Mercola, J. (2013). How to Combine Foods for Optimal Health. Mercola. Web. http://articles.mercola.com/sites/articles/archive/2013/10/27/food-combining.aspx

Miami Colon Therapy (2017). Trophology – The Science Of Food Combining. Miami Colon Therapy. Web. http://www.miamicolontherapy.com/trophology-the-science-of-food-combining/

Montgomery, E. (2016). Food Combining Wisdom for Greater Health. Positive Health. Issue 230. Alt HealthWatch. EBSCO Host. Web. http://web.b.ebscohost.com/ehost/detail/detail vid=7&sid=1880a35e-3544-4841- ad73d14f0e09e6d6%40sessionmgr103&bdata=JnNpdGU9ZWhvc3QtbGl2ZQ%3 d%3d#AN=115259866&db=awh

Neesha, V. S. & Kinth, P. (2013). Nutrigenomics research: a review. Journal of Food Science And Technology. 50(3). Pp 415-428. US National Library of Medicine National Institutesof Health. Web. https://www.ncbi.nlm.nih.gov/pmc/articles/PMC3602567/

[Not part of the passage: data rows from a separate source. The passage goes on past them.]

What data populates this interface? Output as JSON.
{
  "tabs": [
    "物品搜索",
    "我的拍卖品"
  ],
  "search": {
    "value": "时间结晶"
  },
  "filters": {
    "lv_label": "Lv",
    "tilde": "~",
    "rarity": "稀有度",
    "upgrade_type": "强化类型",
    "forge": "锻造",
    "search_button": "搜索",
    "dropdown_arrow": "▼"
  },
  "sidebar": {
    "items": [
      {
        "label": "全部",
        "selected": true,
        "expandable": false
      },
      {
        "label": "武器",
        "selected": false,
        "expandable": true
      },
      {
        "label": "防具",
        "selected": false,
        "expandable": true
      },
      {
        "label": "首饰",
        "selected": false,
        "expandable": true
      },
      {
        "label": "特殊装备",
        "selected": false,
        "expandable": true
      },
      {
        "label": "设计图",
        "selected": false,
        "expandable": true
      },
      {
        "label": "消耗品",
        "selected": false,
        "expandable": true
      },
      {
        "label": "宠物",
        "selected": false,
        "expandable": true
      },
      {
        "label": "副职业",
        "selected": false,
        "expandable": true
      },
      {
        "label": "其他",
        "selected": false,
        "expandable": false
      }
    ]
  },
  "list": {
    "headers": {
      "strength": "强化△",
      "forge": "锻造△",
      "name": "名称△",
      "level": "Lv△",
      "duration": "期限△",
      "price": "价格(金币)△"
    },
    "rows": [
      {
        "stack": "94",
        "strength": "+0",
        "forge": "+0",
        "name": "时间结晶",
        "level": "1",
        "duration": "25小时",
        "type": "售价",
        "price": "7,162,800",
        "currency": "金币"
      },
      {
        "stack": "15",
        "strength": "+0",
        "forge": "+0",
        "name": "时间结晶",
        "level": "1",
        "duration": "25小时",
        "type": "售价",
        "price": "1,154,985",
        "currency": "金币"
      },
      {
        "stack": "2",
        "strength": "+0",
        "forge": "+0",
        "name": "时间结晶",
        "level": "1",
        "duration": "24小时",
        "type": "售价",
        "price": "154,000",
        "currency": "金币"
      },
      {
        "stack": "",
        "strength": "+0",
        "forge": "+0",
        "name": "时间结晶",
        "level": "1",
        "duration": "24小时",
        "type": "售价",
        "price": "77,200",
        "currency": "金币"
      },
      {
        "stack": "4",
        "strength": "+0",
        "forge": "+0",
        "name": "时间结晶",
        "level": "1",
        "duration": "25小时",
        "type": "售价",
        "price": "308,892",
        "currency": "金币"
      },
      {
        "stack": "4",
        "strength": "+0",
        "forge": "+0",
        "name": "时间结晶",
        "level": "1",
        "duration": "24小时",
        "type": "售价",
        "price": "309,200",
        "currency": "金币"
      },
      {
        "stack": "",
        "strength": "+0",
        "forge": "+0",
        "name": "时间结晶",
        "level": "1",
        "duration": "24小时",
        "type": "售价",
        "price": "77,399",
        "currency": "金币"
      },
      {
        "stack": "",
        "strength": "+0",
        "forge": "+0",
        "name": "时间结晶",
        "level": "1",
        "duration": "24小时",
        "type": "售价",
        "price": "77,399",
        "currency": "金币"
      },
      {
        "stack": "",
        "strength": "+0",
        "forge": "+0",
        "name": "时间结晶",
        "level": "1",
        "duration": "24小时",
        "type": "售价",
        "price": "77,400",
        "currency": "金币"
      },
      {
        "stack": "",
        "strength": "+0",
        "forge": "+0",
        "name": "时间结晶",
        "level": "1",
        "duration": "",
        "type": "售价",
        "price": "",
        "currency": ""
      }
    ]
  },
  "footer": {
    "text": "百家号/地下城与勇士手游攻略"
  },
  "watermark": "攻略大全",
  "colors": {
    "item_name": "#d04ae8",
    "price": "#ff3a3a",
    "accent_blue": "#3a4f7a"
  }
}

ODPHP (2015). Chapter 2: Shifts Needed to Align With Healthy Eating Patterns. Current Eating Patterns in the United States. Office of Disease Prevention and Health Promotion. Health.gov. Web. https://health.gov/dietaryguidelines/2015/guidelines/chapter-2/current-eating-patterns-in-the-united-states/

Smith, S. (2017). Food Combinations. Quantum Healing. Stevenville, Montana. Web. http://www.4quantumhealing.com/FoodCombos.pdf

The Wolfe Clinic (2008). Guide to Proper Food Combining. The Wolfe Clinic.com. Web. http://www.hummingbirdfeather.com/files/2014/03/Guide-to-Proper-Food-Combining.pdf

Vasey, C. (2006). The Acid-Alkaline Diet for Optimum Health. Pp 64-68, 72, 98, 105, 109, 118. Healing Arts Press. Rochester, Vermont.